(Dataset rows for apps and sites)
____________
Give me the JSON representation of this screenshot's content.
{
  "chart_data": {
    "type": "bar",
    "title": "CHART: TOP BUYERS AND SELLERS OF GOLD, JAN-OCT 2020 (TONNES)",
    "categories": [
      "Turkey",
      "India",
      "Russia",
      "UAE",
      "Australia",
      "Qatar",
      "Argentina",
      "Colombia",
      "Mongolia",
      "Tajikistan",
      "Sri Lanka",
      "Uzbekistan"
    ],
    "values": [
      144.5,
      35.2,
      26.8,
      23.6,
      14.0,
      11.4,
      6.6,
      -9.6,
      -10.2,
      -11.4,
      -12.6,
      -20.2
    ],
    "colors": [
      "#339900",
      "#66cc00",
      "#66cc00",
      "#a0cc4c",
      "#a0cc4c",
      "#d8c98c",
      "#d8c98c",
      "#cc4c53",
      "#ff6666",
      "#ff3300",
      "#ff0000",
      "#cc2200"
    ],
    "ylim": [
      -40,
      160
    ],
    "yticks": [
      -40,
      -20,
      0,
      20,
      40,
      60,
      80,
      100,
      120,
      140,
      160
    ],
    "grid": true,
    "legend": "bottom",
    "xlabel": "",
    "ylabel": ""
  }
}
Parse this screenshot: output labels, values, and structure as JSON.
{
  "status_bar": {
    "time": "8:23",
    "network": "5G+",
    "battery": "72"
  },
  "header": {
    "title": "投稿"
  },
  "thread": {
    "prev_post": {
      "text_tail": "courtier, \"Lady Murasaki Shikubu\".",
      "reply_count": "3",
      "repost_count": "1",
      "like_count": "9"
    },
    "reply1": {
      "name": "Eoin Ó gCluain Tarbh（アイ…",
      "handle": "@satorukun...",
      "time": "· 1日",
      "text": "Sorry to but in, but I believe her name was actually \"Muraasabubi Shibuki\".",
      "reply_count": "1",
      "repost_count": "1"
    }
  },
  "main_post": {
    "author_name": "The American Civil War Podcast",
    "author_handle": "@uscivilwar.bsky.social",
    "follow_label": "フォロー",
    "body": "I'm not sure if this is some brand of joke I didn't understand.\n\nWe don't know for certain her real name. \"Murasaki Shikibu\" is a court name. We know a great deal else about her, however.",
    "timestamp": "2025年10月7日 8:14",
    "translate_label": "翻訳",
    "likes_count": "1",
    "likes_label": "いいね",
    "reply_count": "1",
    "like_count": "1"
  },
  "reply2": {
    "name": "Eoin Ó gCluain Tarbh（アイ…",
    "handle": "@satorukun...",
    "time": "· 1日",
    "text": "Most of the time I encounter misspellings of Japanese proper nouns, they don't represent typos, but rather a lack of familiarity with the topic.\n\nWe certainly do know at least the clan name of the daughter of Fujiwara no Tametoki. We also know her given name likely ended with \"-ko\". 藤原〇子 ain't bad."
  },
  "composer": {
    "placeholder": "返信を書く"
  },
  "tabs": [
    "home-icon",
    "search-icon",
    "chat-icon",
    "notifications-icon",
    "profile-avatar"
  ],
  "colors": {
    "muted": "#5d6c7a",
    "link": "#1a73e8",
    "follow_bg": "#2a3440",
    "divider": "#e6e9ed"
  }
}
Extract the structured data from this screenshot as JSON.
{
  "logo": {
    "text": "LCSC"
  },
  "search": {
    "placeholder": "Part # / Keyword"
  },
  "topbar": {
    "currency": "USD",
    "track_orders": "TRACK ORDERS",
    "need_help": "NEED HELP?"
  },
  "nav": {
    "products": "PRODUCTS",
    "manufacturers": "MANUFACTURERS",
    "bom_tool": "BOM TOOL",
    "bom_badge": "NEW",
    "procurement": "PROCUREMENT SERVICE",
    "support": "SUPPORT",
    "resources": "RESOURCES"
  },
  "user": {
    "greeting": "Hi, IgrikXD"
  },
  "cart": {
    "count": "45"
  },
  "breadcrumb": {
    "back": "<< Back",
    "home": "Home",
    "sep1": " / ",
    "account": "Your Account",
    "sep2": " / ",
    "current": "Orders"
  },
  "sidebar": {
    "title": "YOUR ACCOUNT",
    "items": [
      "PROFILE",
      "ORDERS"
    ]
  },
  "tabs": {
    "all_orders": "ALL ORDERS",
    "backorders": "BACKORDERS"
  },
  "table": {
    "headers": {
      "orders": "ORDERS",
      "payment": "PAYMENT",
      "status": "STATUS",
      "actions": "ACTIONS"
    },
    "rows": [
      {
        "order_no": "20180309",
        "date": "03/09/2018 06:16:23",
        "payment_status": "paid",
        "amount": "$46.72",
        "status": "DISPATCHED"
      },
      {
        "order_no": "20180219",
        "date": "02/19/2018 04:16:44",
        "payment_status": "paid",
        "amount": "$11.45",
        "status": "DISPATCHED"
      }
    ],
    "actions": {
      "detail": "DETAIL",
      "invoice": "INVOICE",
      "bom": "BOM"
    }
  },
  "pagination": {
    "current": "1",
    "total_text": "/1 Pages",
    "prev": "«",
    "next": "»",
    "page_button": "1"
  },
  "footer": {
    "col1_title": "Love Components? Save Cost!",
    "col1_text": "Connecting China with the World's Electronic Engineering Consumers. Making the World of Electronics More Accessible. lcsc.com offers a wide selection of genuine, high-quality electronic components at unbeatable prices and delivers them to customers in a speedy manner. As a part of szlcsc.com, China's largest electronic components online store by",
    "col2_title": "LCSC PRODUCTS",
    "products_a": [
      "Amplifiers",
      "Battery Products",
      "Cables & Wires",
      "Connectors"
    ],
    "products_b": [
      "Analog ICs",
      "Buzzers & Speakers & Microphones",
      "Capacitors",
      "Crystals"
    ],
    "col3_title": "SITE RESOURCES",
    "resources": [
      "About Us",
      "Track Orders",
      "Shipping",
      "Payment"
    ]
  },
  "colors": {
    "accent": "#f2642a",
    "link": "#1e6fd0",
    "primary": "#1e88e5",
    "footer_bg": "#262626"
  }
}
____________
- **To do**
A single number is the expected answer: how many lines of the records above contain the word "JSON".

- **Exercise answer**
3